Saw the film this afternoon. It was absolutely beautifully filmed. The cinematography was magnificent. The action sequences were great; the story flowed well. But something bothered me...the story seemed slightly familiar. It reminded me of a story with the same name by C. S. Lewis. In a few places, even the dialog seemed to have been taken right out of Lewis' book, though often, the wrong character has the lines. This film even has a lion, similar to Lewis' Aslan, but more distant and mostly absent from the film. In fact, the film starts off so well that I really thought that someone might have made a movie of Lewis' book. But shortly into the film, I realized that this was a nearly entirely made-up story that takes place in Lewis' Narnia, but lacks the charm, innocence, and clean precision of Lewis' classic.
OK. So, it is supposed to be the real Prince Caspian. And I know that they cast Caspian much older than he is in the books; I forgave that months ago, during production, since it makes the three year gap (in Narnian years) before Dawn Treader easier. And I can understand certain edits for the sake of the story. But some changes, like some of those in the LWW film, are unforgivable.
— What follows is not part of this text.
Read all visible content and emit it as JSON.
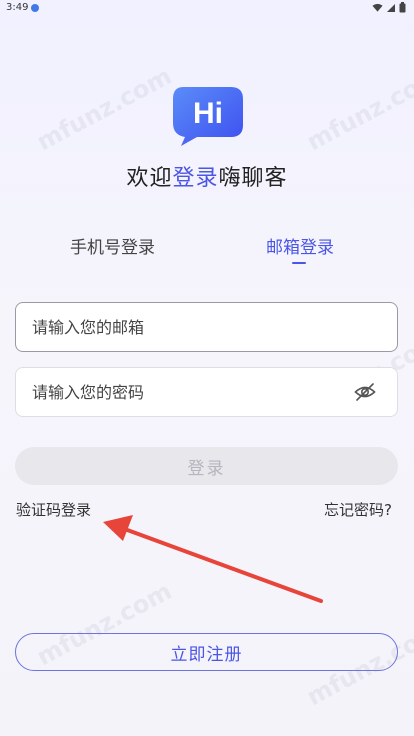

Here are a few major blunders (spoilers ahead!):
Reepicheep, most noble of mice, would NEVER say, "Shut up." Not even to a squirrel.
Peter is not a brawler (he and the other children were sneaks and liars in the first film, so I guess that fist-fighting is the next anti-social step for Peter).
Susan and Caspian do not kiss, ever; this was completely unnecessary.
All other complaints are nit-picky little things...not enough Dr. Cornelius, no Nurse, no Silenus nor Bacchus, wild dance nor wine, no school boys turned into pigs, and no astronomy lessons in the high tower; too much arguing between Peter and Caspian, too many silly mouse jokes (though overall, Reep was well done!), and way too much liberty with the story line.
But it was good in some unexpected ways. It was, in fact, a bit like a totally new Narnia story, with more depth of character in the Telmarines, greater landscapes, more manly kings, creepier villains, and more complex story twists. The film is long--2 hours and 20 minutes. Looking at Narnia for this period of time is a delight in itself, and if nothing else, Narnia is Narnia in this film. The river god, the hag and werewolf, the centaurs, the animals, the Telmarines, the ruins of Cair Paravel and Aslan's Howe, were all near perfection. Here, the director's vision was close to Lewis', and, ultimately, provides us with the satisfaction we all crave when we peek into that other world. It also proves that someone read the book carefully enough to get the setting right.
So see it, support it, and let's hope the Dawn Treader will steer a course closer to the story line.